    Juice apples with a juicer (Jack LaLanne!), used campden tablets to stop the natural yeast, then let sit overnight.
    Add beer yeast to the straight apple juice, nothing else added. Was told you can add brown sugar, but you may over raise the alcohol levels.
    Racked to a secondary after a couple of weeks. Lots of settling in both primary and secondary, but not clear by any means. Clearing finally happened in the bottles, so there’s a TON of sediment. Need to fix that for next year.
    This took a TON of apples. I don’t know how many pounds, but was a lot. We used mostly apples from a local tree that were pretty tart. We added some store bought apples, too, but should have used more. The final cider is VERY tart. I kind of like it, my co-brewer on this batch things its awful.
    We got our info from the internet and the guy at my LHBS.
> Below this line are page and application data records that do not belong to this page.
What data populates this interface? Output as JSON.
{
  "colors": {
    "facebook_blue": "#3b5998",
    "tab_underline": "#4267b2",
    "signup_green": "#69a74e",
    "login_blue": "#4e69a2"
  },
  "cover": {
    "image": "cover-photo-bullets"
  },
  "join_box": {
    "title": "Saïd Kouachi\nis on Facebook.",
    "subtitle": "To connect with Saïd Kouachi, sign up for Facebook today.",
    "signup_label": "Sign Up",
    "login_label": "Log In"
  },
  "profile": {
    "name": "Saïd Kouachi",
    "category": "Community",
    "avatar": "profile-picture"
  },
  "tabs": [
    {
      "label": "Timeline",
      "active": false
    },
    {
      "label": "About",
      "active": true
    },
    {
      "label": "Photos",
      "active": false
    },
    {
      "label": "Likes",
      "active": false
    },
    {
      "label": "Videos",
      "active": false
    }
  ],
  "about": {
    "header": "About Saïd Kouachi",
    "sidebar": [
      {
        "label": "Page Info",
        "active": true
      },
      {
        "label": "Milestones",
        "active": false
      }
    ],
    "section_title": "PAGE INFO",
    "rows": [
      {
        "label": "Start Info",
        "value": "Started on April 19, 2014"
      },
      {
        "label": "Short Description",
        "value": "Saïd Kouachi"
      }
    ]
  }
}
  • Kevin November 24, 2010, 12:44 pm

    Any sites you recommend?

    And is this ever a bad thing? “you may over raise the alcohol levels”

  • Jeremy November 24, 2010, 12:52 pm

    The natural alcohol levels from the apples will give you about 5% abv. Any higher, and you can start to taste more like wine or champagne. As it is, my very dry/tart cider is quite a bit like champagne. I might experiment with an apple beer/cider next year.

    I know I grabbed bits of info from http://www.instructables.com/id/Home-Brew-Hard-Cider-from-Scratch/

    I didn’t pasteurize the cider I made, as I was told your flavors are better without cooking the juice.

Leave a Comment